Every month brings its own wave of exciting research, and September was as busy a month as ever for developments in machine learning. To help sort through everything, we’ve compiled our five favorite machine learning research papers of the month, check them out below.
This paper, by Nikos Arechiga, Jonathan DeCastro, Soonho Kong (of the Toyota Research Institute in Los Altos, CA and Cambridge, MA), and Karen Leung (of Stanford University), explains the purpose and importance of what they call “logical scaffolds,” which are used to improve software that relies on AI. They look at existing runtime monitors for perception systems, and show how these logical scaffolds may be useful for improving AI programs even beyond those perception systems. This development may be used to push AI systems past what they’ve been able to do so far on their own.
A recent paper by Xianchao Zhang (of Dalian University of Technology, China), Han Liu, Xiaotong Zhang, Qimai Li, Xiao-Ming Wu (all from the Hong Kong Polytechnic University), discusses the various options available for clustering uncertain data—which results in things like randomness in data generation or collection, or even privacy concerns. While usually you would use world-based algorithms, the team suggests that that method is at fault due to the fact that they treat all possible worlds equally, despite the negative effects some may cause, and that they do not well-utilize the consistency among possible worlds that is there. The team introduces a representative possible world-based consistent clustering algorithm for this type of uncertain data, with results showing better than other state-of-the-art algorithms.
This paper by a team at Microsoft Research, comprised of Shruti Tople, Amit Sharma, and Aditya Nori, proposes an option of causal learning—”a model learns the causal relationship between the input features and the outcome”—to reduce potential for privacy breaches. This can be a particularly important feature for machine learning applications in healthcare or other instances where the data is highly sensitive.
In this paper, Margherita Rosnati and Vincent Fortuin (both in the Department of Computer Science ETH Zürich, Switzerland) contribute to the research effort of detecting sepsis automatically with an open-access medical data set. They propose: “MGP-AttTCN: a joint multitask Gaussian Process and attention-based deep learning model” to predict the occurence of sepsis early. So too, with all the discussion surrounding the black box problem, they’ve made their model interpretable, even as it outperforms state-of-the-art models.
The team of Gaurav Gupta (at USC), Anit Kumar Sahu, and Wan-Yi Lin (both at Bosch Center for AI), recently released this paper, discussing the options for solving the issues that have been arising with active learning, due to noisy oracle and data. Their main contribution is the suggestion of batch learning (with specific requirements in the batches), to avoid training models off of faulty original models.
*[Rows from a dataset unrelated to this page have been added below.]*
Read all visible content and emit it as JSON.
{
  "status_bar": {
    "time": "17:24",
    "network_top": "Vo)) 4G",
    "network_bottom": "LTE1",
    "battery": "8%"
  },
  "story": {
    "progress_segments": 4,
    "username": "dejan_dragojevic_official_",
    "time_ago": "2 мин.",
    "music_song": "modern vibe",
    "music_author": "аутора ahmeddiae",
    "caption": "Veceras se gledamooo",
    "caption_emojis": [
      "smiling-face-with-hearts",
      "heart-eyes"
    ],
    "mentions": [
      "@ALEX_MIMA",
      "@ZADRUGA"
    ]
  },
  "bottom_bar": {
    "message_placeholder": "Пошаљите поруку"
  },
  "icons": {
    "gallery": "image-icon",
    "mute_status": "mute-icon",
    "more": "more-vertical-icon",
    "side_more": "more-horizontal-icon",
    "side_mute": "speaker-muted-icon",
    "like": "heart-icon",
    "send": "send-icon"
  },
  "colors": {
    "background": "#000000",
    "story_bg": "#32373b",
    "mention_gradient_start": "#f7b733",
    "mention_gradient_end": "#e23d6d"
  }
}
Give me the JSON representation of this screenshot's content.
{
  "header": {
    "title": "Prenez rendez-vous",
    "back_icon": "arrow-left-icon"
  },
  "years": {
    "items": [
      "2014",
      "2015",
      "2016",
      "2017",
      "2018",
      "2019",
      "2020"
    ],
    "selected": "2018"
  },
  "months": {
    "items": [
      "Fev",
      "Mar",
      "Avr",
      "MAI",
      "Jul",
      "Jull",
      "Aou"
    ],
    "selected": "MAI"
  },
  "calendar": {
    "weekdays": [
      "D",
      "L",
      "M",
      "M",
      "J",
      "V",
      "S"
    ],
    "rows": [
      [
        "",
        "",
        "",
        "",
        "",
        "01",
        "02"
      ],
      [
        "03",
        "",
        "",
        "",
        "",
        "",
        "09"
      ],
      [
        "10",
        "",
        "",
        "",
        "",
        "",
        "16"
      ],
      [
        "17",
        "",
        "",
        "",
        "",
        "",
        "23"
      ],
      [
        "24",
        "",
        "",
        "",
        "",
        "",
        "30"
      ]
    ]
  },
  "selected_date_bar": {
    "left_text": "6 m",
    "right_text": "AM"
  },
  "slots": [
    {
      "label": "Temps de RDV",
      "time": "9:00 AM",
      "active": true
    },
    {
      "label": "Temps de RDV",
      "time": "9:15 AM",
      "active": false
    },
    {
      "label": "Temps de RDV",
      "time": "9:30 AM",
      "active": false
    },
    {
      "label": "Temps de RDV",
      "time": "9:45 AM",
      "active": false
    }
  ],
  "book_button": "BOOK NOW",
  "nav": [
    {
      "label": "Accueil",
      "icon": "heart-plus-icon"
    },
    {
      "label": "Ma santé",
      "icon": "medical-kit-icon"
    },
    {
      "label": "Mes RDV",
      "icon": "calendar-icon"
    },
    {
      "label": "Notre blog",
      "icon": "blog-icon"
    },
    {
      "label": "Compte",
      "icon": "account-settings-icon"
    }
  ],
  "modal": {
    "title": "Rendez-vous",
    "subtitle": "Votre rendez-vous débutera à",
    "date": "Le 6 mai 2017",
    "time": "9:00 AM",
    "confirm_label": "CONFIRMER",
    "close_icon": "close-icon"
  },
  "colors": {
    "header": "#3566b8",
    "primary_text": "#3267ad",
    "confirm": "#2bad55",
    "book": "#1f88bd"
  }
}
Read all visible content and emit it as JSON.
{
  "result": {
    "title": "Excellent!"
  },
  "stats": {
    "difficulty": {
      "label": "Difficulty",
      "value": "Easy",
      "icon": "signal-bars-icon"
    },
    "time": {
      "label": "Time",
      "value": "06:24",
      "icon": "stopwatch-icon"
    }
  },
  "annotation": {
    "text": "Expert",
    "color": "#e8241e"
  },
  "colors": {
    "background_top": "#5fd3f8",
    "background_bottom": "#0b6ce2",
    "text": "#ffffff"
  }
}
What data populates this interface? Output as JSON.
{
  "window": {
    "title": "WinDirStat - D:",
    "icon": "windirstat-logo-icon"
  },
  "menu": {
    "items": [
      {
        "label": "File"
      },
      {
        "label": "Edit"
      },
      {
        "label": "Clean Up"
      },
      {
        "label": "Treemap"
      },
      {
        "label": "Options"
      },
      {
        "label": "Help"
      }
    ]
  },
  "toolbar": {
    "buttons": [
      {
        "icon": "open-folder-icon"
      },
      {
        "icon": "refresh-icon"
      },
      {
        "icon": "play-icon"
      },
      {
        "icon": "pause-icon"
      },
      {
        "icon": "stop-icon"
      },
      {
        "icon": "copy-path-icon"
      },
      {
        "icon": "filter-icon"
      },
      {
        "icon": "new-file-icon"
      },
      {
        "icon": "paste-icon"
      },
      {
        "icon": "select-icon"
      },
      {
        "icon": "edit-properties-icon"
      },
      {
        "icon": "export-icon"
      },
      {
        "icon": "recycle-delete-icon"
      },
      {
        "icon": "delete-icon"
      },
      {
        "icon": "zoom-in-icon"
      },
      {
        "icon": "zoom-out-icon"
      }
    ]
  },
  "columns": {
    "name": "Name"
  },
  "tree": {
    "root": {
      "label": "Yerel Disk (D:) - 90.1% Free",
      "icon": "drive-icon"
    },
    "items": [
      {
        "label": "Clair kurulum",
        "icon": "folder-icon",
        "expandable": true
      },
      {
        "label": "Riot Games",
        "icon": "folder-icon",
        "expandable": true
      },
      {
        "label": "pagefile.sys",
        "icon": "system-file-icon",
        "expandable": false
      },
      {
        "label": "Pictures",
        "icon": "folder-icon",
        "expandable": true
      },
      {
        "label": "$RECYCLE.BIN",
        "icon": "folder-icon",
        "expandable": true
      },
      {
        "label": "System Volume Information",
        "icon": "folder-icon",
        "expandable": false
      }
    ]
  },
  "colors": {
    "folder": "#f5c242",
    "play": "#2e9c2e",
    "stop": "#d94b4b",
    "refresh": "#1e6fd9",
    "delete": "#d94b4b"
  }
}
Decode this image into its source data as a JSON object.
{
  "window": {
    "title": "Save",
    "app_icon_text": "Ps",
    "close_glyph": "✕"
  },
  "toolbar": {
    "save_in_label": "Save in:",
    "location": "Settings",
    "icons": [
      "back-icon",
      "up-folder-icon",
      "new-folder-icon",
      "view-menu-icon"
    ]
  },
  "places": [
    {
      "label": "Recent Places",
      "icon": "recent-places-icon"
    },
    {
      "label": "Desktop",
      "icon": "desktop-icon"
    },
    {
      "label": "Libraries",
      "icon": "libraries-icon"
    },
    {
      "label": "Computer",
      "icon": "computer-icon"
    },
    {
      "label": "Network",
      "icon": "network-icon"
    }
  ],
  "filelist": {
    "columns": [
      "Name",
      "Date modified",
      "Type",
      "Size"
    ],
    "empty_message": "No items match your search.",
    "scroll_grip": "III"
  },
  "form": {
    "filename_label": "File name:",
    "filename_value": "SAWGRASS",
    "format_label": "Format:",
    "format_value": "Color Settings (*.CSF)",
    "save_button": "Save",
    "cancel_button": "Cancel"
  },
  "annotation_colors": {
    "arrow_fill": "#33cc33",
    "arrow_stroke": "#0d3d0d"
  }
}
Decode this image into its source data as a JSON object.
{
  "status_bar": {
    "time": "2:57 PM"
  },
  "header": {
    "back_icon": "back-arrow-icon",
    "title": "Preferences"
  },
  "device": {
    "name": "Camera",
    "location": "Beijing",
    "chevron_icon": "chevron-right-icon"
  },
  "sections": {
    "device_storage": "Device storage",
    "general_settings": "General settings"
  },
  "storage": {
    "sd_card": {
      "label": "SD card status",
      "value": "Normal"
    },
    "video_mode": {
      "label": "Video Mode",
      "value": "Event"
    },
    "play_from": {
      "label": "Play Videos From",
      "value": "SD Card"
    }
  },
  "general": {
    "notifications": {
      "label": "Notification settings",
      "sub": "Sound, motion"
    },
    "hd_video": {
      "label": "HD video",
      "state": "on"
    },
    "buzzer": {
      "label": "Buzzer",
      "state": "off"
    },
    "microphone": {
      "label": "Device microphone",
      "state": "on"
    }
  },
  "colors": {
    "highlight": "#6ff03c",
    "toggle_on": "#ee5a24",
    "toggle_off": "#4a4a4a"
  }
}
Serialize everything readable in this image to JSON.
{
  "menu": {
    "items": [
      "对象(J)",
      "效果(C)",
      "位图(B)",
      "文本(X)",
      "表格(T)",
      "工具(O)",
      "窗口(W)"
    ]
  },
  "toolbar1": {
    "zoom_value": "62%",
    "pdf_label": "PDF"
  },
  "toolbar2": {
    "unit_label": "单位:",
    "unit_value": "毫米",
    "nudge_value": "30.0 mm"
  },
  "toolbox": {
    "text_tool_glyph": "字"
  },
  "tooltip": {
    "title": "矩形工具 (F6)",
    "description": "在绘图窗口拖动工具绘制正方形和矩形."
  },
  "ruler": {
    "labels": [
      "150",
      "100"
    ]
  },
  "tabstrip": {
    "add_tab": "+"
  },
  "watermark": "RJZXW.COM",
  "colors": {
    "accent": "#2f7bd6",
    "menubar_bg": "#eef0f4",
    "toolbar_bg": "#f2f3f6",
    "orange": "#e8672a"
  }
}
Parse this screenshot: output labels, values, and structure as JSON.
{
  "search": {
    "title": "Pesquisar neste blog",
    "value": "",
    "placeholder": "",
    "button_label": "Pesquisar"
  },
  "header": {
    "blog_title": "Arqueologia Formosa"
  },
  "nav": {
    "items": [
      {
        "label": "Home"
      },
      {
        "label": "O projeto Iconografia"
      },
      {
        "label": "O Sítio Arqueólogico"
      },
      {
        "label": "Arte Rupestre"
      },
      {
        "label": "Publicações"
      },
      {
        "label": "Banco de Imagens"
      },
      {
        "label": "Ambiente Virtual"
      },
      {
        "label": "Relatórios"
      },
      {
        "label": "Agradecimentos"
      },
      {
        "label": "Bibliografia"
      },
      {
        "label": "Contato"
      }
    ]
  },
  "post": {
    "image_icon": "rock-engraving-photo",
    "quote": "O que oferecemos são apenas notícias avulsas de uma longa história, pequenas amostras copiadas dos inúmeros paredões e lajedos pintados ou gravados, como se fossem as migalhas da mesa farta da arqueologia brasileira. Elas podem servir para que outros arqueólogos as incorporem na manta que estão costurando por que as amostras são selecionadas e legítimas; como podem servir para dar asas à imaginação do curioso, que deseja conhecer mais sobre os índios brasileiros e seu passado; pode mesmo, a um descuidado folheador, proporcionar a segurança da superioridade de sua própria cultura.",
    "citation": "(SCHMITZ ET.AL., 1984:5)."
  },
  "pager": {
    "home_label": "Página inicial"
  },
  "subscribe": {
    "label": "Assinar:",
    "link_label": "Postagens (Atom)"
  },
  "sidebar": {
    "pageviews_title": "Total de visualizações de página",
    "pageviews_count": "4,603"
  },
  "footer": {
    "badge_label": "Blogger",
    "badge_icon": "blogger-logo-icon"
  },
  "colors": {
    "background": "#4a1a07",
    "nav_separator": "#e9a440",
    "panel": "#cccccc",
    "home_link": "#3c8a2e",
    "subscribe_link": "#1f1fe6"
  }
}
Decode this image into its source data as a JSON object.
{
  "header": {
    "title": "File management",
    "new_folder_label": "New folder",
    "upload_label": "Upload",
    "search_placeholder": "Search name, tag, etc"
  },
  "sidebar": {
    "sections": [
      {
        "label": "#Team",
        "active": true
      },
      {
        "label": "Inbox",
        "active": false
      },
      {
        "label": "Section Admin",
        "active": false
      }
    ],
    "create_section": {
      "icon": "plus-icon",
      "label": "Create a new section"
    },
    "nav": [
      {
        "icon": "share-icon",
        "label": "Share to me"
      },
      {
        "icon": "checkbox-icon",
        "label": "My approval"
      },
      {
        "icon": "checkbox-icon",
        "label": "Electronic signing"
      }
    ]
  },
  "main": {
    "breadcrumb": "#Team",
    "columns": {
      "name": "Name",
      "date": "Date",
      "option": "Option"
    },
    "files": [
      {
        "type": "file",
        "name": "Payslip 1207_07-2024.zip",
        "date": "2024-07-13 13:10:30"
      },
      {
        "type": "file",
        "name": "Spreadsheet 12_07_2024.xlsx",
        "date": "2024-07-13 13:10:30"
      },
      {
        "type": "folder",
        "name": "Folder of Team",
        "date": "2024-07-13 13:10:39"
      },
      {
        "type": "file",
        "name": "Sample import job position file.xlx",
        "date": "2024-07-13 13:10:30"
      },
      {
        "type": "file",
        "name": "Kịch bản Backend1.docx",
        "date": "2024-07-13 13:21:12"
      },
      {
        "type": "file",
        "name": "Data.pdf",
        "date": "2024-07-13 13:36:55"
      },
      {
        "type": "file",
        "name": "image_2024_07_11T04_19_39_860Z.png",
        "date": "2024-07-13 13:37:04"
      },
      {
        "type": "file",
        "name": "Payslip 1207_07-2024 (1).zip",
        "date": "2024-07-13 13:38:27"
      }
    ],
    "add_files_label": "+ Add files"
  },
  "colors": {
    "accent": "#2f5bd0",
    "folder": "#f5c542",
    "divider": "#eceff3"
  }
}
Their requirements are: “(i) select important samples from the available pool for the current model, and (ii) select a diverse batch to avoid repetitive samples” and have shown that this method outperforms other active learning options.
Conclusion on Machine Learning Research
As we can see, there are some really exciting things happening in machine learning research, all of which are pushing what we currently define as state-of-the-art. From better privacy features to better training methods, it’s only a matter of time before we see the developments that build off of these ones.